GENRE: Junior Graphic Novel
PAGE COUNT: 256


Ghosts is a heartwarming graphic novel that celebrates life… even after death.  Featuring a cast of differently abled and racially diverse characters, it is a colourful and timely story that will inspire conversation between parents and junior readers.

Cat is an introvert while her little sister Maya loves to sing and dance her heart out.  However, Maya’s cystic fibrosis means she is often out of breath.  When their family moves to the coastal town of Bahía de la Luna for Maya’s health, Cat is sad to swap sunshine and friends for a foggy town obsessed with the afterlife.  After all, ghosts aren’t real…  Right?
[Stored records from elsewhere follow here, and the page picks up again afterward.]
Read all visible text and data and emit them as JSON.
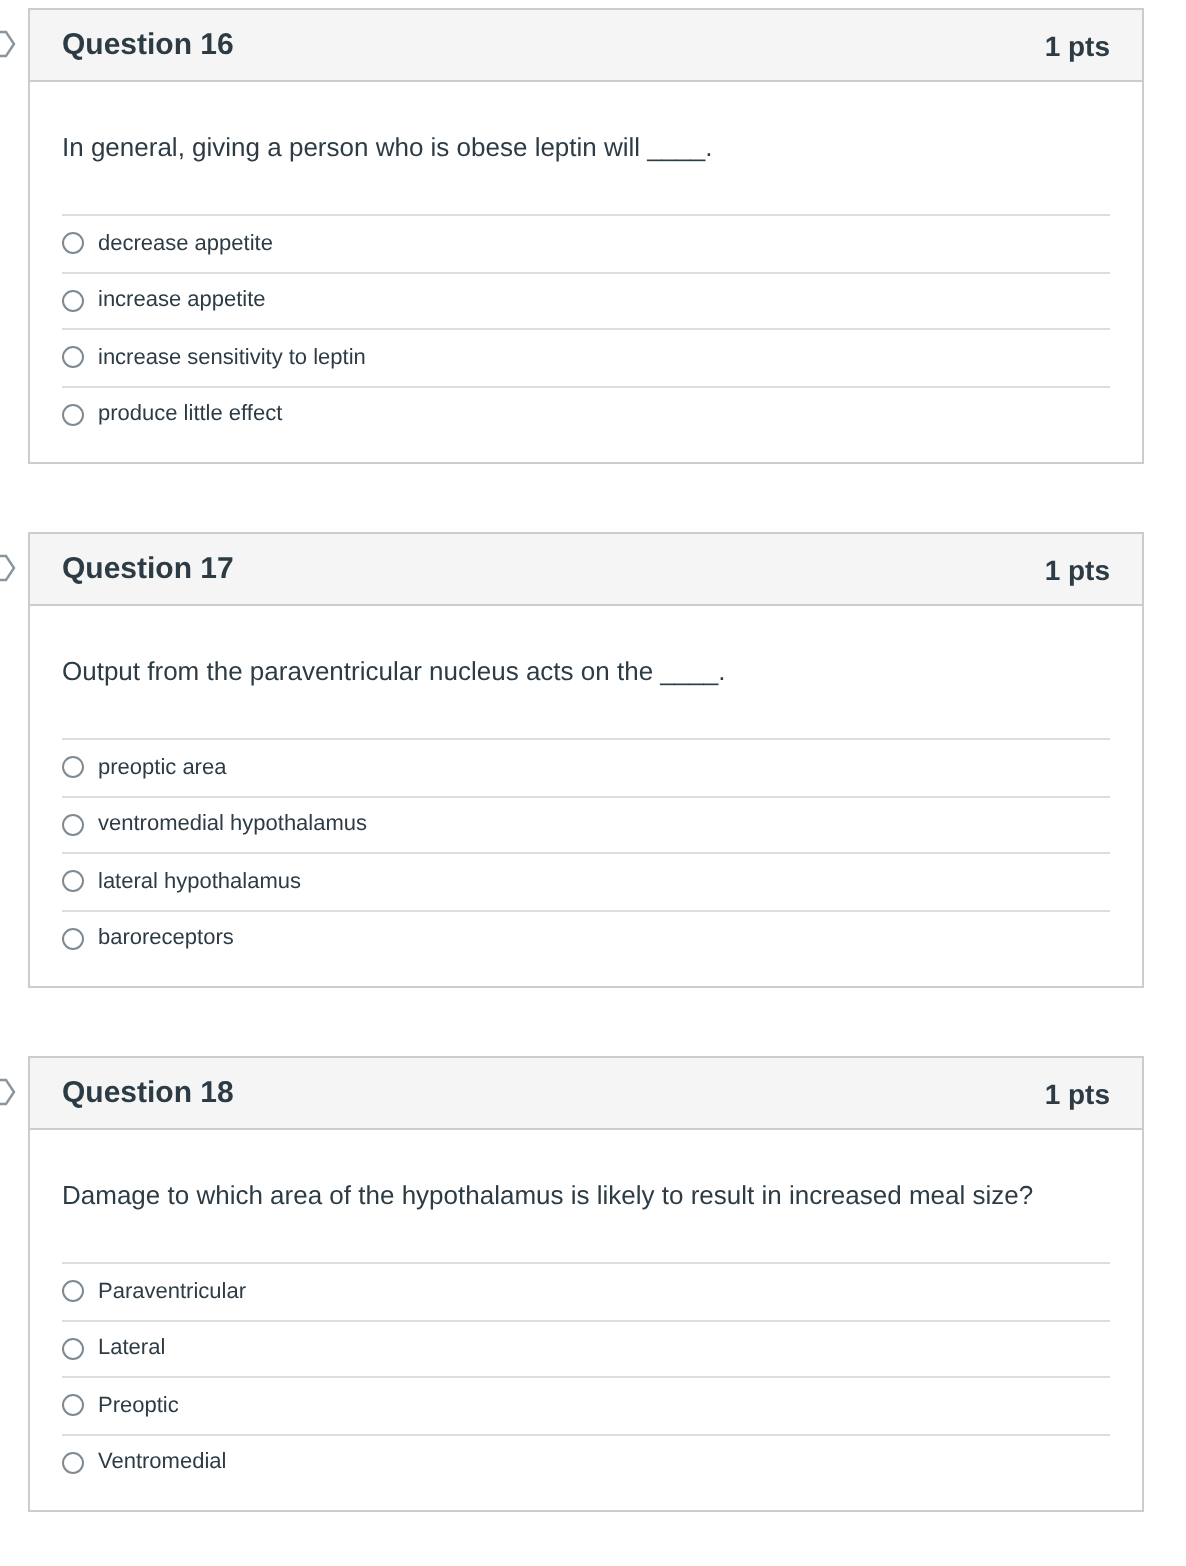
{
  "questions": [
    {
      "title": "Question 16",
      "points": "1 pts",
      "prompt": "In general, giving a person who is obese leptin will ____.",
      "answers": [
        {
          "label": "decrease appetite",
          "selected": false
        },
        {
          "label": "increase appetite",
          "selected": false
        },
        {
          "label": "increase sensitivity to leptin",
          "selected": false
        },
        {
          "label": "produce little effect",
          "selected": false
        }
      ]
    },
    {
      "title": "Question 17",
      "points": "1 pts",
      "prompt": "Output from the paraventricular nucleus acts on the ____.",
      "answers": [
        {
          "label": "preoptic area",
          "selected": false
        },
        {
          "label": "ventromedial hypothalamus",
          "selected": false
        },
        {
          "label": "lateral hypothalamus",
          "selected": false
        },
        {
          "label": "baroreceptors",
          "selected": false
        }
      ]
    },
    {
      "title": "Question 18",
      "points": "1 pts",
      "prompt": "Damage to which area of the hypothalamus is likely to result in increased meal size?",
      "answers": [
        {
          "label": "Paraventricular",
          "selected": false
        },
        {
          "label": "Lateral",
          "selected": false
        },
        {
          "label": "Preoptic",
          "selected": false
        },
        {
          "label": "Ventromedial",
          "selected": false
        }
      ]
    }
  ]
}
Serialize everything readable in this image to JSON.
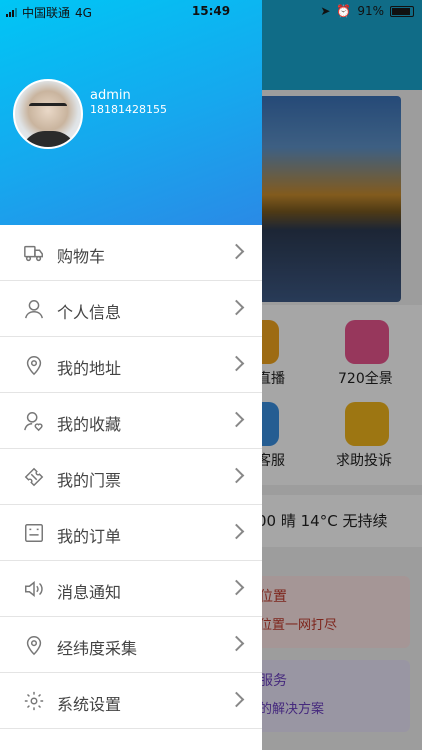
{
  "status_bar": {
    "carrier": "中国联通",
    "network": "4G",
    "time": "15:49",
    "battery": "91%",
    "battery_level": 0.91
  },
  "background": {
    "tiles": [
      "直播",
      "720全景",
      "客服",
      "求助投诉"
    ],
    "weather": "00 晴 14°C 无持续",
    "card1_title": "位置",
    "card1_sub": "位置一网打尽",
    "card2_title": "服务",
    "card2_sub": "的解决方案"
  },
  "profile": {
    "username": "admin",
    "phone": "18181428155"
  },
  "menu": [
    {
      "label": "购物车",
      "icon": "truck-icon"
    },
    {
      "label": "个人信息",
      "icon": "person-icon"
    },
    {
      "label": "我的地址",
      "icon": "location-pin-icon"
    },
    {
      "label": "我的收藏",
      "icon": "person-heart-icon"
    },
    {
      "label": "我的门票",
      "icon": "ticket-icon"
    },
    {
      "label": "我的订单",
      "icon": "order-list-icon"
    },
    {
      "label": "消息通知",
      "icon": "speaker-icon"
    },
    {
      "label": "经纬度采集",
      "icon": "location-pin-icon"
    },
    {
      "label": "系统设置",
      "icon": "gear-icon"
    }
  ],
  "colors": {
    "header_start": "#00c6f5",
    "header_end": "#2a8ae6",
    "icon_stroke": "#777777"
  }
}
Continue reading

Book Review | Paperboy by Vince Vawter

paperboy-review-paiges-pagesTITLE: Paperboy
AUTHOR: Vince Vawter
PUBLISHER: Delacorte Books for Young Readers
RELEASE DATE: May 14, 2013
GENRE: Junior Fiction
PAGE COUNT: 240


Set in ’50s suburban Memphis, Paperboy is a gripping Own Voices coming-of-age story.  11-year-old Little Man has battled with a debilitating stutter all his life.  His unique view of the world takes us on an adventure beyond the walls people raise to defend their inner truths.  Paperboy is about not judging a book by its cover.  

Little Man is our irresistible first person narrator.  When his best friend goes away for a month, Little Man offers to cover his newspaper delivery route.  This seemingly trivial favour is a terrifying challenge.  When he musters the courage to speak to strangers, he discovers much more to his neighbourhood than meets the eye.  Continue reading

Book Review | George by Alex Gino

george-book-review-paiges-pagesTITLE: George
AUTHOR: Alex Gino
PUBLISHER: Scholastic Press
RELEASE DATE: August 25, 2015
GENRE: Junior Fiction, LGBTQI+
PAGE COUNT: 195


You may be surprised to hear that a children’s book would be my pick above many of the LGBTQI+ books written for adults.  Why?  George’s representation of a transgender child captures the feeling of being “born this way”.  It talks about gender in a way that young readers can understand, and which also has the power to educate adults.  

Fourth-grader, George, is determined to be Charlotte in the class production of Charlotte’s Web.  This is the chance she’s been waiting for to tell the world she’s a girl.  But when the teachers refuse to even let her audition for a girl’s role, her flamboyant best friend Kelly comes up with a daring plan to make George’s dreams comes true. Continue reading

Book Review | Coming of Age: Growing Up Muslim in Australia Edited by Amra Pajalic & Demet Divaroren

coming-of-age-book-review-paiges-pagesTITLE: Coming of Age: Growing Up Muslim in Australia
EDITORS: Amra Pajalic and Demet Divaroren
PUBLISHER: Allen & Unwin
RELEASE DATE: February 2014
GENRE: Junior Nonfiction, Religion
PAGE COUNT: 200


This collection of short memoirs shares the challenges of growing up Muslim in Australia.  I love that the focus of Coming of Age is on the struggles of being a young person, irrespective of religion.  This makes the authors relatable to junior readers everywhere.  

I wondered if there were going to be girls like me from the Middle East.  Would there be any Muslim students in my class?  And how many of them would have just arrived in Australia as I had?  Would they speak Arabic like me?  Would I be able to keep up with the schoolwork?  Would I make friends? – Muslim Footprint by Arwa El Masri page 84 Continue reading